## Records to process

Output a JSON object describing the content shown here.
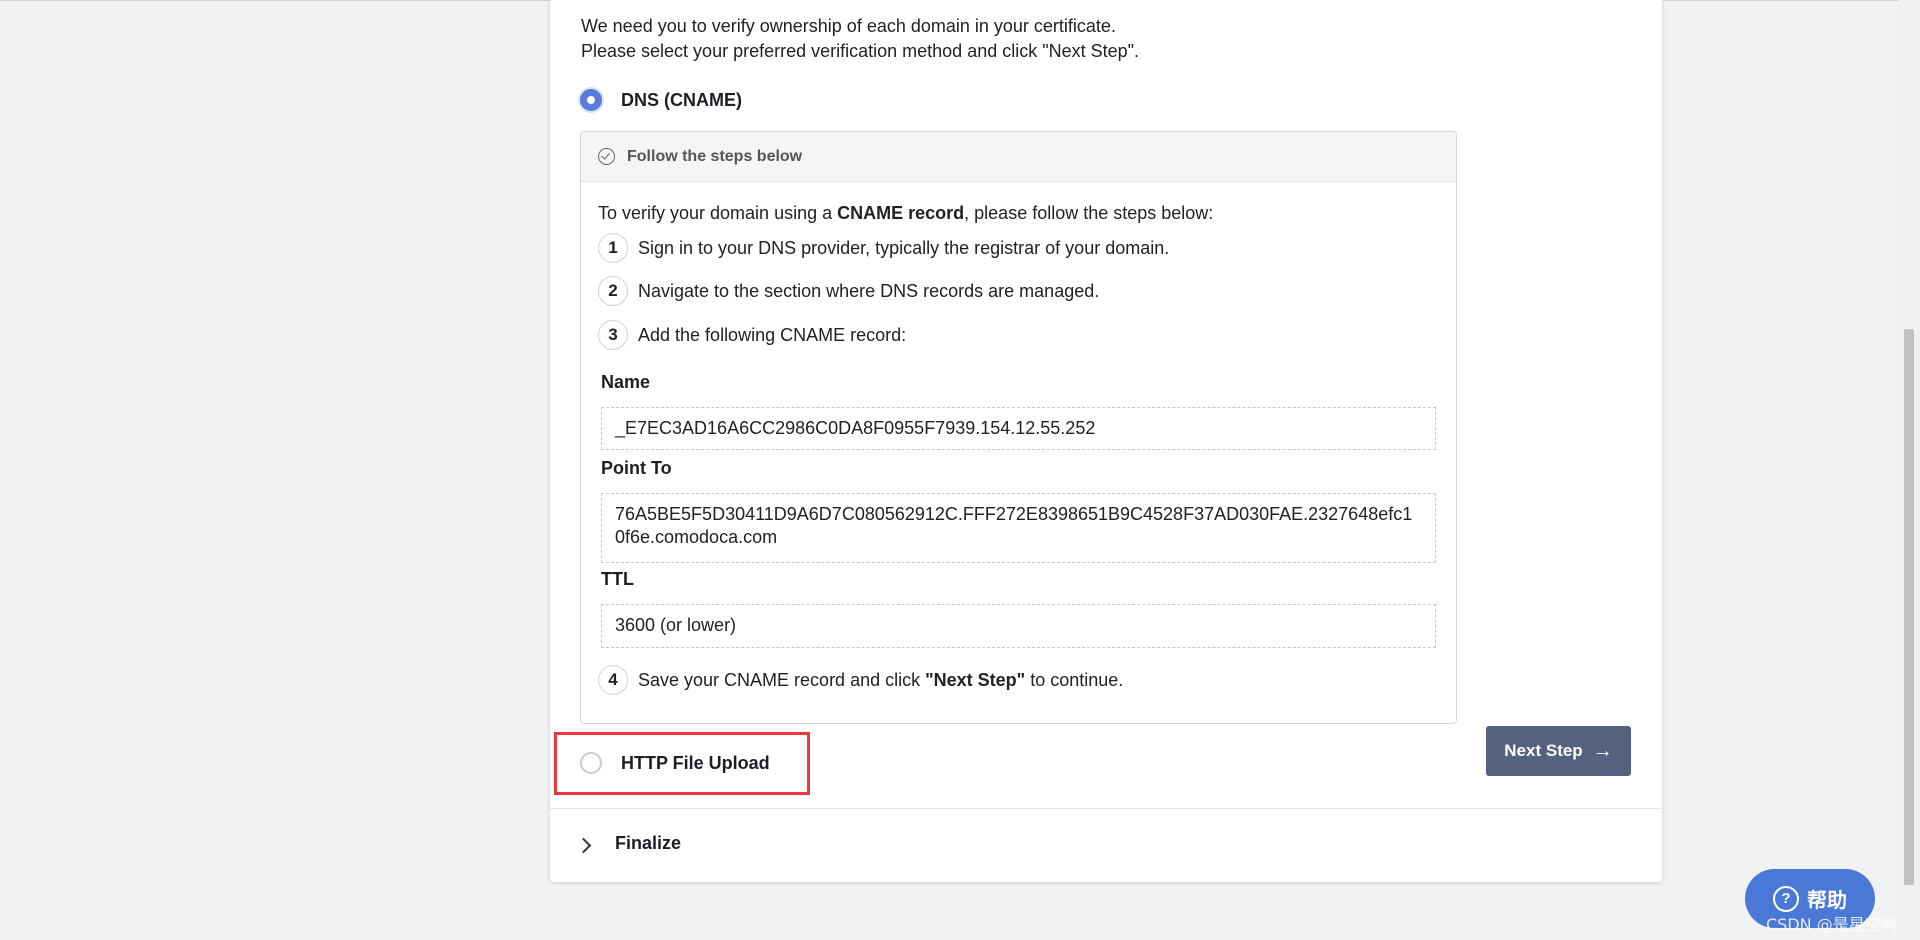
{
  "intro": {
    "line1": "We need you to verify ownership of each domain in your certificate.",
    "line2": "Please select your preferred verification method and click \"Next Step\"."
  },
  "methods": {
    "dns_label": "DNS (CNAME)",
    "dns_checked": true,
    "http_label": "HTTP File Upload",
    "http_checked": false
  },
  "panel": {
    "header": "Follow the steps below",
    "intro_pre": "To verify your domain using a ",
    "intro_bold": "CNAME record",
    "intro_post": ", please follow the steps below:",
    "steps": [
      {
        "num": "1",
        "text": "Sign in to your DNS provider, typically the registrar of your domain."
      },
      {
        "num": "2",
        "text": "Navigate to the section where DNS records are managed."
      },
      {
        "num": "3",
        "text": "Add the following CNAME record:"
      },
      {
        "num": "4",
        "text_pre": "Save your CNAME record and click ",
        "text_bold": "\"Next Step\"",
        "text_post": " to continue."
      }
    ],
    "fields": {
      "name_label": "Name",
      "name_value": "_E7EC3AD16A6CC2986C0DA8F0955F7939.154.12.55.252",
      "point_label": "Point To",
      "point_value": "76A5BE5F5D30411D9A6D7C080562912C.FFF272E8398651B9C4528F37AD030FAE.2327648efc10f6e.comodoca.com",
      "ttl_label": "TTL",
      "ttl_value": "3600 (or lower)"
    }
  },
  "next_button": {
    "label": "Next Step",
    "icon": "arrow-right-icon"
  },
  "finalize": {
    "label": "Finalize",
    "icon": "chevron-right-icon"
  },
  "help": {
    "label": "帮助",
    "icon": "question-circle-icon"
  },
  "watermark": "CSDN @是星空鸭",
  "colors": {
    "accent": "#5a7bd8",
    "button": "#55627f",
    "highlight_border": "#ea3a3d",
    "help_button": "#4a78d6"
  }
}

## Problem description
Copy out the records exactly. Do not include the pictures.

## Task answer
Output a JSON object describing the content shown here.
{
  "intro": {
    "line1": "We need you to verify ownership of each domain in your certificate.",
    "line2": "Please select your preferred verification method and click \"Next Step\"."
  },
  "methods": {
    "dns_label": "DNS (CNAME)",
    "dns_checked": true,
    "http_label": "HTTP File Upload",
    "http_checked": false
  },
  "panel": {
    "header": "Follow the steps below",
    "intro_pre": "To verify your domain using a ",
    "intro_bold": "CNAME record",
    "intro_post": ", please follow the steps below:",
    "steps": [
      {
        "num": "1",
        "text": "Sign in to your DNS provider, typically the registrar of your domain."
      },
      {
        "num": "2",
        "text": "Navigate to the section where DNS records are managed."
      },
      {
        "num": "3",
        "text": "Add the following CNAME record:"
      },
      {
        "num": "4",
        "text_pre": "Save your CNAME record and click ",
        "text_bold": "\"Next Step\"",
        "text_post": " to continue."
      }
    ],
    "fields": {
      "name_label": "Name",
      "name_value": "_E7EC3AD16A6CC2986C0DA8F0955F7939.154.12.55.252",
      "point_label": "Point To",
      "point_value": "76A5BE5F5D30411D9A6D7C080562912C.FFF272E8398651B9C4528F37AD030FAE.2327648efc10f6e.comodoca.com",
      "ttl_label": "TTL",
      "ttl_value": "3600 (or lower)"
    }
  },
  "next_button": {
    "label": "Next Step",
    "icon": "arrow-right-icon"
  },
  "finalize": {
    "label": "Finalize",
    "icon": "chevron-right-icon"
  },
  "help": {
    "label": "帮助",
    "icon": "question-circle-icon"
  },
  "watermark": "CSDN @是星空鸭",
  "colors": {
    "accent": "#5a7bd8",
    "button": "#55627f",
    "highlight_border": "#ea3a3d",
    "help_button": "#4a78d6"
  }
}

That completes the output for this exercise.